The death of Baʿal and the reign of Mot has been regarded as a seasonal myth, marking Baʿal as a vegetation god whose death and rebirth is responsible for the Levant's summer drought and autumn rains. However, Oldenburg argues against this, saying it instead represents "a special catastrophe of drought and infertility when the rain does not come in its season".
- Oldenburg, Ulf (1969), The Conflict Between El and Baʿal in Canaanite Religion, Leiden: E.J. Brill.
- Collins, John J. (1984), Daniel: with an Introduction to Apocalyptic Literature, Grand Rapids: Wm. B. Eerdmans Publishing.

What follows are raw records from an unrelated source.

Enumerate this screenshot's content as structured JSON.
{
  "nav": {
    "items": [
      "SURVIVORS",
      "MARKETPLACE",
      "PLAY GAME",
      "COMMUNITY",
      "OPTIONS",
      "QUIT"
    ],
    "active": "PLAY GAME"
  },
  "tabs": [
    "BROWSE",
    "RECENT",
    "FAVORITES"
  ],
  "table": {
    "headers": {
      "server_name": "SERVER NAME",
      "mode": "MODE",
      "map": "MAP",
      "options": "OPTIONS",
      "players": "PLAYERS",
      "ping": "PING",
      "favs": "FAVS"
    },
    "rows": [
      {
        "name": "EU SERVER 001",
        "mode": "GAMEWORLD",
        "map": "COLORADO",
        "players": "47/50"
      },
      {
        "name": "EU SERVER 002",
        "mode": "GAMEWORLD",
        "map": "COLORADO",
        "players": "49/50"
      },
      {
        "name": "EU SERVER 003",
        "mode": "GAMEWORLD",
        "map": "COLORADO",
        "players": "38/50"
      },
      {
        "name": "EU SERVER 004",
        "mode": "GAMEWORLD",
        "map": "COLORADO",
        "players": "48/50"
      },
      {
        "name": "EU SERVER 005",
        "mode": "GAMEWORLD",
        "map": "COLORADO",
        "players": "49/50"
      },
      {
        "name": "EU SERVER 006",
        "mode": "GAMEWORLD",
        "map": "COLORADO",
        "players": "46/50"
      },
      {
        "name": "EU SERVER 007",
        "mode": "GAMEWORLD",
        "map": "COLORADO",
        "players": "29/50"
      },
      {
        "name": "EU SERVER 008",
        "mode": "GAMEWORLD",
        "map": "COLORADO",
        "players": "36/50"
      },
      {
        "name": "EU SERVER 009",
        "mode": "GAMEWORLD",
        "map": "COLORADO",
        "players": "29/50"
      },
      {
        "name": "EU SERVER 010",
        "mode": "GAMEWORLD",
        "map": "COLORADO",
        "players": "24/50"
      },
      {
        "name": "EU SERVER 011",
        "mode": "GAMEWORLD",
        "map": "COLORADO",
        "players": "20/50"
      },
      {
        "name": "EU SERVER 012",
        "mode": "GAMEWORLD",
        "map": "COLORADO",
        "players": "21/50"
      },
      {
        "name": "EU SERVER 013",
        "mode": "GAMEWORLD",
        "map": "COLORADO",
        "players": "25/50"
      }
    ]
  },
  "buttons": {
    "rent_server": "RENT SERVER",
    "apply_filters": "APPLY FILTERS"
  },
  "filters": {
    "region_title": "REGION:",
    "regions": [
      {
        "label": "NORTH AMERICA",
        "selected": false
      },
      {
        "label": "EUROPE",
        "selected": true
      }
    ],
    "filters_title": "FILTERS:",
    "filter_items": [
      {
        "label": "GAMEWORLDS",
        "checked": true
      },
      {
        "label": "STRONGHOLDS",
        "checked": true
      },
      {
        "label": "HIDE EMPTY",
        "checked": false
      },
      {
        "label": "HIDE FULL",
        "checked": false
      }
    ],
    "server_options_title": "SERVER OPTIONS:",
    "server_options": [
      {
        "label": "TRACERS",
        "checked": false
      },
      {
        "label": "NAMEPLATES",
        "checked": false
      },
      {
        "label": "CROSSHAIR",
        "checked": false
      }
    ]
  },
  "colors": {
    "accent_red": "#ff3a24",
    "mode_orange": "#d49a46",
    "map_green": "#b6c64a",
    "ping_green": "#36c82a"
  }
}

- Smith, M.S. (1994), The Ugaritic Baal Cycle, Supplements to Vetus Testamentum, Vol. 55, Vol. I, Leiden: E.J. Brill, ISBN 978-90-04-09995-1.
- Smith, M. S.; et al. (2009), The Ugaritic Baal Cycle, Supplements to Vetus Testamentum, Vol. 114, Vol. II, Leiden: E.J. Brill, ISBN 978-90-04-15348-6.